SpringSource, a division of VMware, Inc. today announced the acquisition by VMware of Rabbit Technologies, Ltd, a company set up by LShift and partners Monadic and CohesiveFT.
Tokyo Cabinet is a rather excellent key-value store, with the ability to write to disk in a sane way (i.e. not just repeatedly dumping the same data over and over again), operate in bounded memory, and go really fast. I like it a lot, and there’s a likelihood that there’ll be a RabbitMQ plugin fairly soon that’ll use Tokyo Cabinet to improve the new persister yet further. Toke is an Erlang linked-in driver that allows you to use Tokyo Cabinet from Erlang. Read more…
I have recently been modifying the WireIt code to allow collapsing of multiple containers down into 1 composite container.
A quick summary of WireIt (from their site)
I got started on this when I was following on from Jonathan Lister’s work on using WireIt to create a non-technical user interface for Rabbit Streams. It was soon apparent that if you wanted to use this in practice you would end up with huge graphs with many containers and many wires going all over the place. Once above about 10 containers or so with a couple of wires per container it gets hard to see what is happening. To solve this problem some kind of abstraction is needed, in this case collapsing multiple containers down into 1 composite container.
A collapsed group of containers essentially boils down to a single container representing a sub graph. So I started by looking at the JSON object produced when you save a complete WireIt graph and also how that JSON is then expanded into the complete graph on loading. Once identified it was relatively easy to implement those function for only a sub set of the whole graph.
The next challenge was maintaining the wires across a collapse/expand. The first step was to show the terminals from grouped containers on the composite container. Naming conflicts had to be handled (in the case of two duplicate internal terminals from different containers) which led to the creation of a map from external Terminals to internal Containers and their terminals. With this map I could iterate over the wires attached to terminals in the group and create copies of those wires going to the external terminals. Then on expansion an wires connected to the composite container were again mapped back to their counter parts. The same was done for fields.
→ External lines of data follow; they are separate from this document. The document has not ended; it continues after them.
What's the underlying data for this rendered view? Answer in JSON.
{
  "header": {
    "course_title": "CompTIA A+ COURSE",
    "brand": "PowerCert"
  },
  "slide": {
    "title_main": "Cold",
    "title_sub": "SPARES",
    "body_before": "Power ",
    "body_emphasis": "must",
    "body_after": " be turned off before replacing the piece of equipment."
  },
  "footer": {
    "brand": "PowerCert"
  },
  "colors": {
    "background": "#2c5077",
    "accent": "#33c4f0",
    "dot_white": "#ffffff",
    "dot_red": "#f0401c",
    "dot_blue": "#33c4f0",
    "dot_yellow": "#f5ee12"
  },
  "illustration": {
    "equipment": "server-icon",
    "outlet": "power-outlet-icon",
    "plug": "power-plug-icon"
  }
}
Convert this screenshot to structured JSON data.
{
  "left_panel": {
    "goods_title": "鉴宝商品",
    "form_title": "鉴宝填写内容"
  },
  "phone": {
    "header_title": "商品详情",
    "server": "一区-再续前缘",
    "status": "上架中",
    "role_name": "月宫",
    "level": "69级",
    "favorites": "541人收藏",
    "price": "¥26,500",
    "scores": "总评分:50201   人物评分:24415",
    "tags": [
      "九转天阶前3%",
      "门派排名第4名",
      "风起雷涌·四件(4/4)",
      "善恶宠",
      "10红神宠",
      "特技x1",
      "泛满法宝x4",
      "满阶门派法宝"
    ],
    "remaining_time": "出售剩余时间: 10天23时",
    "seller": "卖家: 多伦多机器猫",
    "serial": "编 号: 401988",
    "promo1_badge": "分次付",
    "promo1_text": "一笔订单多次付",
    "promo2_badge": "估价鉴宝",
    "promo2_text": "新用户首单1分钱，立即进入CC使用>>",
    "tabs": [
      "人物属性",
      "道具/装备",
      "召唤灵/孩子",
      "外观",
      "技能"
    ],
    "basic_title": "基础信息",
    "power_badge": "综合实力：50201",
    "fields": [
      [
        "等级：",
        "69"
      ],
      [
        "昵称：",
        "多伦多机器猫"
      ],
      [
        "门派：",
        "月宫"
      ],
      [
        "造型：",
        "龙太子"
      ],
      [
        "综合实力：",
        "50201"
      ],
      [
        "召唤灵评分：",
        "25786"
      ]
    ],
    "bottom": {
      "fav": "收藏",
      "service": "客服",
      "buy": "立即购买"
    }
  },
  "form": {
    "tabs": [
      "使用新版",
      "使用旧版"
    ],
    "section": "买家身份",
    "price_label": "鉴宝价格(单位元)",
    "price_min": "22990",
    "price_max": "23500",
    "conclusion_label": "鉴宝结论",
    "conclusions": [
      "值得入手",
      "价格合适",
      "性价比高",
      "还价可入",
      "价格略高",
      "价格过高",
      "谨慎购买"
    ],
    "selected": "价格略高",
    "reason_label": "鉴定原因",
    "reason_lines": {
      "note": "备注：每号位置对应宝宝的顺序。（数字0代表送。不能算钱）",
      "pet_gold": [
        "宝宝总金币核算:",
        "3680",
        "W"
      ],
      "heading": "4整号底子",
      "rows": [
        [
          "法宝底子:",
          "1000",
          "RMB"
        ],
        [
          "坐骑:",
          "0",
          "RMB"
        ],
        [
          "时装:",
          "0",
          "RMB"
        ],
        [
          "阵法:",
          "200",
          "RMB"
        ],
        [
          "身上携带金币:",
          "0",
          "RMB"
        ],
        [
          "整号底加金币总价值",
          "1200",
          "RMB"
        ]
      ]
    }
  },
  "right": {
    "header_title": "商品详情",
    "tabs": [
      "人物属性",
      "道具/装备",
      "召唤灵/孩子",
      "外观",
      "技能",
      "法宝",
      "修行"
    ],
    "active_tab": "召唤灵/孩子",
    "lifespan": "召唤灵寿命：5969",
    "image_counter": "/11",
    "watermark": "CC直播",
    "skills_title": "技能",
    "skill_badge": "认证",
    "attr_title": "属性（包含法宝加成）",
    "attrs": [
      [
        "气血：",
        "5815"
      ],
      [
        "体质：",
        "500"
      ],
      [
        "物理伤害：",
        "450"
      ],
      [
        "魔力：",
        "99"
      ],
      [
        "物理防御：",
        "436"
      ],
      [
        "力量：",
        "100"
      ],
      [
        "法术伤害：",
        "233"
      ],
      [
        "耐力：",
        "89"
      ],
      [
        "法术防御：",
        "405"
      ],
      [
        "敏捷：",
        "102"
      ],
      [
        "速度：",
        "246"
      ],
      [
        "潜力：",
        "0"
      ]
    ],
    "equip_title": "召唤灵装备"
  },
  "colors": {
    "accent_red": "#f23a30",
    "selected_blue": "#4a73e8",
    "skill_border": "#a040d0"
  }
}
In combination with the ability to manually select which fields and terminals are visible and manually set their names you can easily represent encapsulation.